Metrobus has warned workers affiliated to Democratic Municipal and Allied Workers Union (Demawusa) that they are part of a minority union which has limited rights to make demands.
This is after Demawusa embarked on a protected strike over pay on Monday.
Johannesburg commuters were left stranded after the union halted services.
According to Demawusa spokesperson Dion Makhura, employees are demanding to be paid a salary progression based on three-year periods of accumulated service. They also want to be given offices and resources in all three depots.
However, Metrobus spokesperson Goodwill Shivuri said the union had limited rights.
“The only thing they have now is administrative rights to be able to come to the building and recruit members. And their status has not changed, they are still a minority union.
“For one to change the scope of that, they need to improve on numbers and they can then come to us and say, can we extend that scope of our rights,” said Shivuri.

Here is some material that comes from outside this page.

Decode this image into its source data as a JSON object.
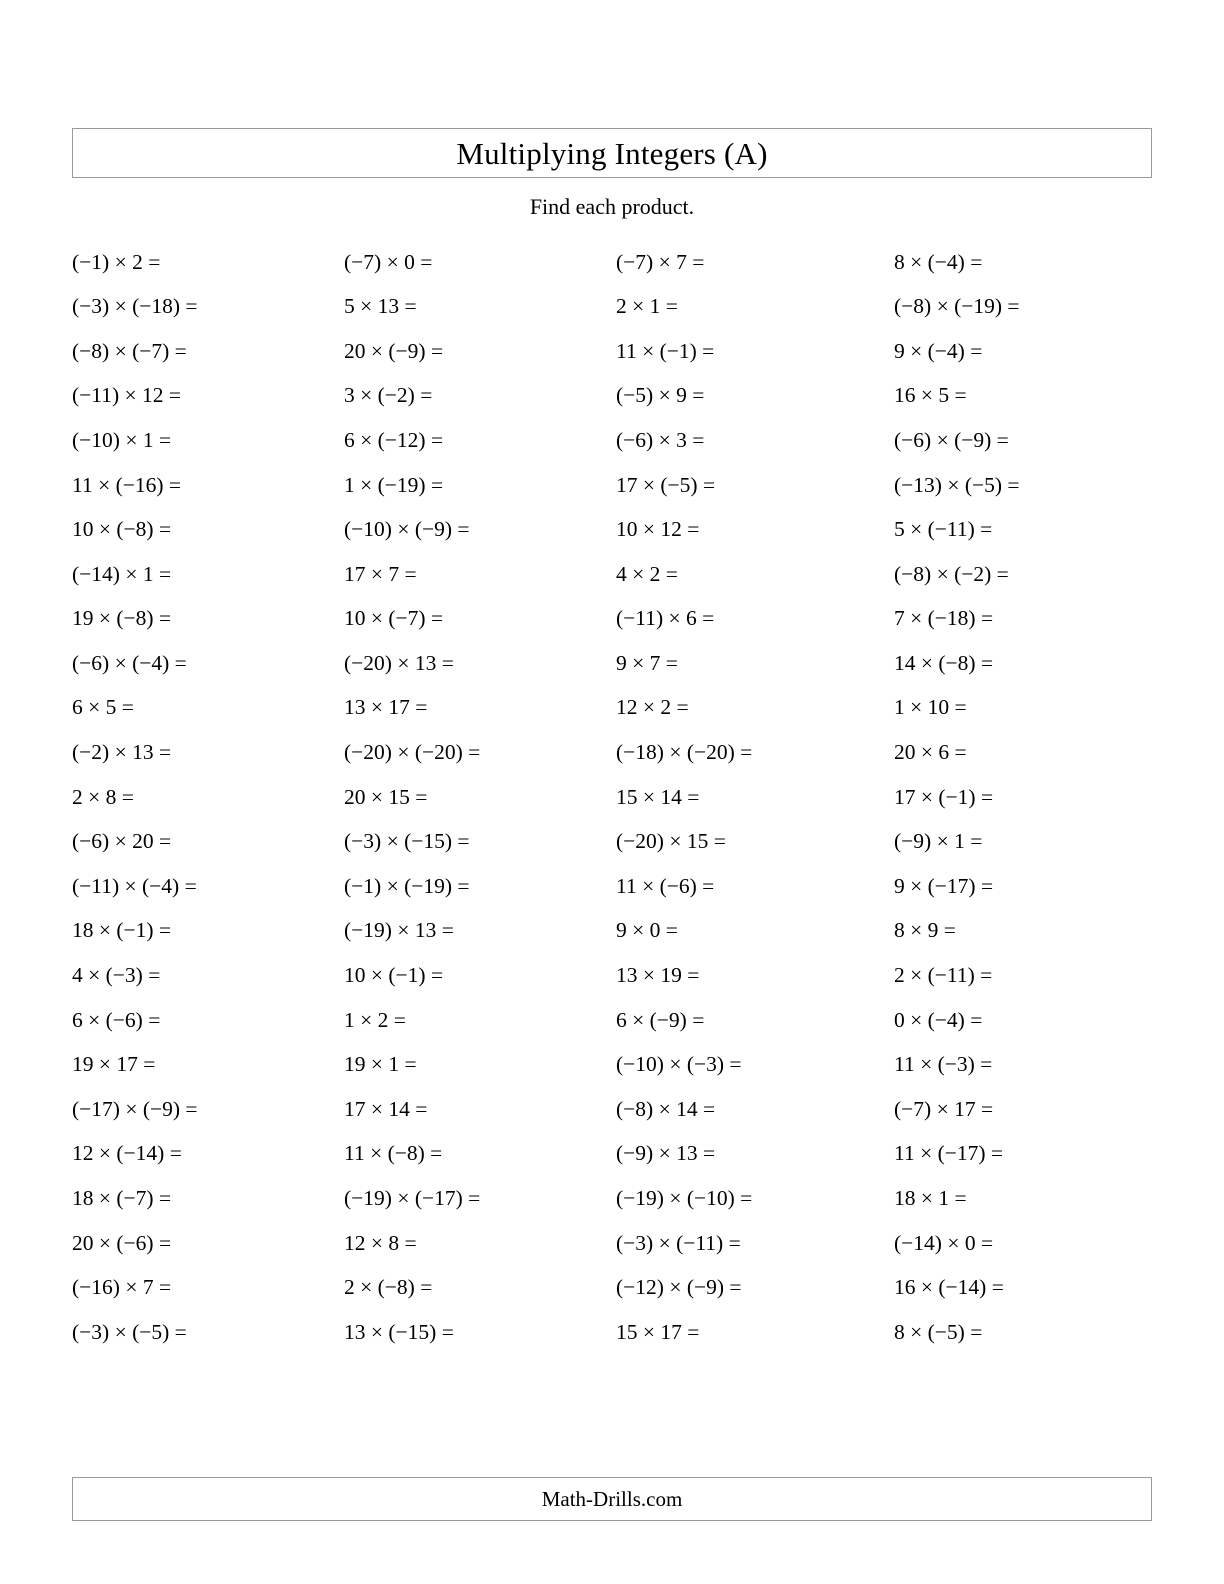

He said other unions, Imatu and Samwu, had offices in the depots because they were in the majority and, as soon as Demawusa’s scope changed, the company would reconsider its request for office space.
Shivuri said, because Metrobus was an entity of the City of Johannesburg, salary issues were addressed through the Bargaining Council and, therefore, it could not act outside a collective agreement with majority unions.
He said that would cause anger and result in a full-blown strike by Imatu and Samwu.
“We are carefully approaching the issue, but the fact that it inconveniences passengers is something we want to deal with, and end as soon as possible,” said Shivuri.
He said a bus that had been “hijacked” in the early hours of the morning was later recovered, adding that the action was a “threat to scare off people who were working”. The bus is now stationed at Ghandi Square terminal.
Because of fear of intimidation, workers affiliated to other unions were forced to stop operating, he added.
He said Metrobus would meet with the union and try resolve the impasse as soon as possible.
Meanwhile, Makhura said the union would not concede to any agreement that did not meet their demands.
“There is nothing in the Labour Relations Act or the Constitution that says you must be a majority to go on strike. They are lost.
“How can the Labour Court give us a go-ahead to go on strike if what we are doing is not according to the law of the republic,” he said.
Makhura claimed there was no agreement between Metrobus and Imatu and Samwu regarding pay.
“Even if they can enter into an agreement [with other unions], there is nothing prohibiting us to go on strike,” he said.
He said the strike would continue until their demands were met, adding that reports that a bus had been hijacked were a “lie and fallacy”.